Seven-year-old Calleigh Korman, of Westminster, stood in Kohl's on Saturday poring over possible new outfits. Calleigh, who will head into third grade at Mechanicsville Elementary School this year, isn't too excited to head
But, her mom, Adrienne Korman, said, new school clothes helps soften that blow.
By Saturday afternoon, Calleigh had picked out many shirts she was excited about. One had a colorful horse on the front, one an elephant, two came with necklaces.
"She loves horses," Korman added.
Sienna, Calleigh's 5-year-old sister, was making out too when it came to her new clothes. She'd picked a lot of dresses, her mom said. They're her favorite.
Sienna's excited to pick out clothes, especially — she's about to start her first year of school.
And while people were out and about in Saturday's heat to work on back-to-school shopping, many had plans to head back out next week as Maryland Tax Free Week takes effect.
Alan Brody, press secretary for the Maryland Comptroller's Office, said legislation came through in 2007 for the week, and it took place for the first time in 2008. It starts today, Aug. 14, and runs through Saturday.
"It's really become the second busiest shopping week of the year," he said — it follows the holiday season. "A lot of people have come to expect it."
This week is where the state's 6 percent sales tax is waived on qualifying clothing and footwear.
Items that fall under this week are "wearable good," Brody said. It doesn't include accessories. Items have to be under $100 individually, he added.
School supplies — notebooks, pencils, folders — don't fall under this week. But, he said, there have been efforts in previous years to get something like that through the legislature.
A lot of retailers couple tax-free week with promotions, he said.

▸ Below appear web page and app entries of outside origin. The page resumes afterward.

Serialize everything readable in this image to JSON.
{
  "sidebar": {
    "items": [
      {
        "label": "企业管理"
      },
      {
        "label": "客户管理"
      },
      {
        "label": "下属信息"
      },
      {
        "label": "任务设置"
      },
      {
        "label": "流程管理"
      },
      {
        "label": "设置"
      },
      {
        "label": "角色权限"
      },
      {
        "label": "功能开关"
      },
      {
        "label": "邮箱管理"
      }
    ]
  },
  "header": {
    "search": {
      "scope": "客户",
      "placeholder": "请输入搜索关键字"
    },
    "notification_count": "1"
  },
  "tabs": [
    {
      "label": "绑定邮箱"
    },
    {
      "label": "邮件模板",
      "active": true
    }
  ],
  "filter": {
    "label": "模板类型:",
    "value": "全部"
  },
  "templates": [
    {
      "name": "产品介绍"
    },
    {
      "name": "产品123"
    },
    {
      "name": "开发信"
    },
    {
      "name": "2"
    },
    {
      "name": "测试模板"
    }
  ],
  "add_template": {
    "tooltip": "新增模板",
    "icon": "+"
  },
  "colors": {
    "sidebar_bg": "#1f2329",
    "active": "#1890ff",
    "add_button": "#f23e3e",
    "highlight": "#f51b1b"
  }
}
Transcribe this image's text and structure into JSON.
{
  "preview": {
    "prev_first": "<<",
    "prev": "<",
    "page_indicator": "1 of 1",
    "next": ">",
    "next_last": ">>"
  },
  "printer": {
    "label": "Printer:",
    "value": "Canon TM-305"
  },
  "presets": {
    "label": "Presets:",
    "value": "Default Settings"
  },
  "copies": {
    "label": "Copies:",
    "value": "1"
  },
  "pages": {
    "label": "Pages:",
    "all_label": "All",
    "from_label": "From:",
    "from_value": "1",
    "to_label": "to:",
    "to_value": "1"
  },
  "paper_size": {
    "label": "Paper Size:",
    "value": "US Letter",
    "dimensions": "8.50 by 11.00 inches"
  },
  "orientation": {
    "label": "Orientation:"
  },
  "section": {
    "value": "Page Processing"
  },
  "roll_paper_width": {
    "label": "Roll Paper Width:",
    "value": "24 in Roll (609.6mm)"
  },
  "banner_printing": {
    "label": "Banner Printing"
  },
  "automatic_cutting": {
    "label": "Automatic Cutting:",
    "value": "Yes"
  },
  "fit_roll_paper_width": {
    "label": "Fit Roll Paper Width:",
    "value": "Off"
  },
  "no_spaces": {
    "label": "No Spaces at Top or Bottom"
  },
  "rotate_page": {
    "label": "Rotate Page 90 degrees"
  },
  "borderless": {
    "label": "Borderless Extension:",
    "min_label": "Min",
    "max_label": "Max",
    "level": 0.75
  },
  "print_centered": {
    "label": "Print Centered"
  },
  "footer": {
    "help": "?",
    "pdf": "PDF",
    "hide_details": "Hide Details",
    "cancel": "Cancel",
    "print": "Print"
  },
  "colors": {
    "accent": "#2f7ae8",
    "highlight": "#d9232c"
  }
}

Westminster's Kohl's had a sticker on its doors reminding patrons of the week where sales tax gets waived.
Korman said while her and her daughters were out shopping this weekend before the sales tax is waived — they had a coupon that expired Saturday — they'll likely head back out again during the week to take advantage of the savings.
She figured they'd save shoes for next week to get the deals then, she said.
The Kormans aren't the only ones coming back during Tax Free Week.
Jackie Wachter, of Keymar, was shopping Saturday at Kohl's with her granddaughters, Autumn, 11, and Summer Ruskey, 13. It's an annual tradition for the three, where Wachter takes the sisters, who live near Taneytown, out for back-to-school clothes.
Autumn was looking for jeans this year before she heads back to school. It's tough, Wachter said, because Autumn's got such long legs. But they kept looking.
Summer was set on jeans, she said, but needed to pick up some new shirts before school kicked off. Both girls will attend Northwest Middle School this year.
Wachter said while they were shopping Saturday, the plan was for her to give any coupons or Kohl's Cash she got in this weekend's trip to the girls. Then, she said, they could use it during Tax Free Week.
Generally, Brody said, as a result of the week, their office loses revenue in the amount of a projected $6.4 million. But, it helps consumers and it helps businesses flourish, he said. So to them, it's worth it.
"Even though the state pocketbook takes a hit, we see it as positive," he added.
For a list of what items qualify under Tax Free Week, visit bit.ly/2b6ARhv.